I’ve been attempting to make wheat bread for sandwiches, but haven’t had much luck. This time I took the bread out of the oven a few minutes sooner and I let it cool longer before slicing. This is what I got:

The bread turned out much better and made a great salami-cheddar sandwich for lunch today.

Once I started slicing the bread, I noticed it was still a little warm in the middle and some slices still crumbled some. Mom told me to think of it like cookies . . . the bread sets more the longer it cools. It just takes much longer than cookies because it’s so much thicker.

So next time I’ll try to be patient and find something else to occupy my time instead of hovering over the loaves, waiting to slice into them. I’m bad about that with cake, either removing it from the pan or waiting for the cake to totally cool before icing it. Just can’t make myself wait that long! I’m ready to eat it then! That’s why I love cookies. I eat them as soon as them come out of the oven, it all their mushy, warm goodness. 🙂

Pictured with the bread is some yummy pumpkin-chocolate chip muffins. My friend, Adria, loves these and we have lunch plans later this week. She’s also has a birthday coming up in a couple of weeks so I thought she’d enjoy some of these to celebrate. I won’t share her age as she may hurt me. She’s already said she’s not celebrating with big plans this year. I feel the same way with my birthday coming up in five months.

I also made my first batch of corn bread from scratch yesterday and it turned out really good. I made some honey butter to sweeten ’em up. Next time, I may add honey or more sugar to the recipe to make the bread taste better. I’m a big fan of Jiffy corn muffin mix, which is really sweet and delicious. Hope I can come close to Jiffy’s yumminess!

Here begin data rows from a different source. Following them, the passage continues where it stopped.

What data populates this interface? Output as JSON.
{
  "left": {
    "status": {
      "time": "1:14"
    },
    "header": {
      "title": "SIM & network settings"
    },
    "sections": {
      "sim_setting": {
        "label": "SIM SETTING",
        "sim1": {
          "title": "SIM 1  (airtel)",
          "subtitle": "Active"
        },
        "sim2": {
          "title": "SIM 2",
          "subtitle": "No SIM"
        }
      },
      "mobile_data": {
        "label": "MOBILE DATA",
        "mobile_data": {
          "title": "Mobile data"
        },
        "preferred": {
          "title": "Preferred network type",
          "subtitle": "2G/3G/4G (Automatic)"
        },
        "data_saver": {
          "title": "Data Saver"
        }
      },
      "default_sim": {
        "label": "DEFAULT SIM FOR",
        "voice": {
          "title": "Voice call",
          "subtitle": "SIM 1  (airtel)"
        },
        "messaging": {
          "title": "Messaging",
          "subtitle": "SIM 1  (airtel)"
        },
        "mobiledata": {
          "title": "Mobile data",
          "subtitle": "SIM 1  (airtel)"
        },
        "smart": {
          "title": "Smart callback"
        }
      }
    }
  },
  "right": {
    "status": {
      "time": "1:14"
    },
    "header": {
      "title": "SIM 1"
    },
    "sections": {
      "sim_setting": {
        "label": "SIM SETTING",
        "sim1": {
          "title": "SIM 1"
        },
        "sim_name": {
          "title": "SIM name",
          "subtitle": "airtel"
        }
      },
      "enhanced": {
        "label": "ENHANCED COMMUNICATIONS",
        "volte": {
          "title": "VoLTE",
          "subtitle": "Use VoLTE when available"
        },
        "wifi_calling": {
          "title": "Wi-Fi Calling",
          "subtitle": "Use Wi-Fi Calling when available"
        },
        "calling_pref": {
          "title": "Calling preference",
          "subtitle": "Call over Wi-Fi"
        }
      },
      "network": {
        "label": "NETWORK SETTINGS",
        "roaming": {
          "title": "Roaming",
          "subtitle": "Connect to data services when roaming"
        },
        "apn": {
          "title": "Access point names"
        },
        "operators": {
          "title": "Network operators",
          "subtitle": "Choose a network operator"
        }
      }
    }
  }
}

I also made chocolate pudding pie for my hubby. With some Vanilla Wafers, butter and sugar, I made a vanilla crust to went really well with the chocolate. I normally use graham crackes, since that’s what Chris’ mom uses, but we didn’t have any so I had to substitute.
And with another furlough day today, I was able to enjoy a three-day weekend that allowed me time to finish this project:

This is a crocheted shirt pattern from Debbie Stoller’s “Stitch ‘N Bitch Crochet: The Happy Hooker.” As I’ve said before, this is a great book for novice hookers and a great resource with cool patterns for even more mature hook welders.
I have some sweet tank tops and long sleeved shirts that’ll look great with this shirt. The pattern also suggests tying a ribbon along the neckline.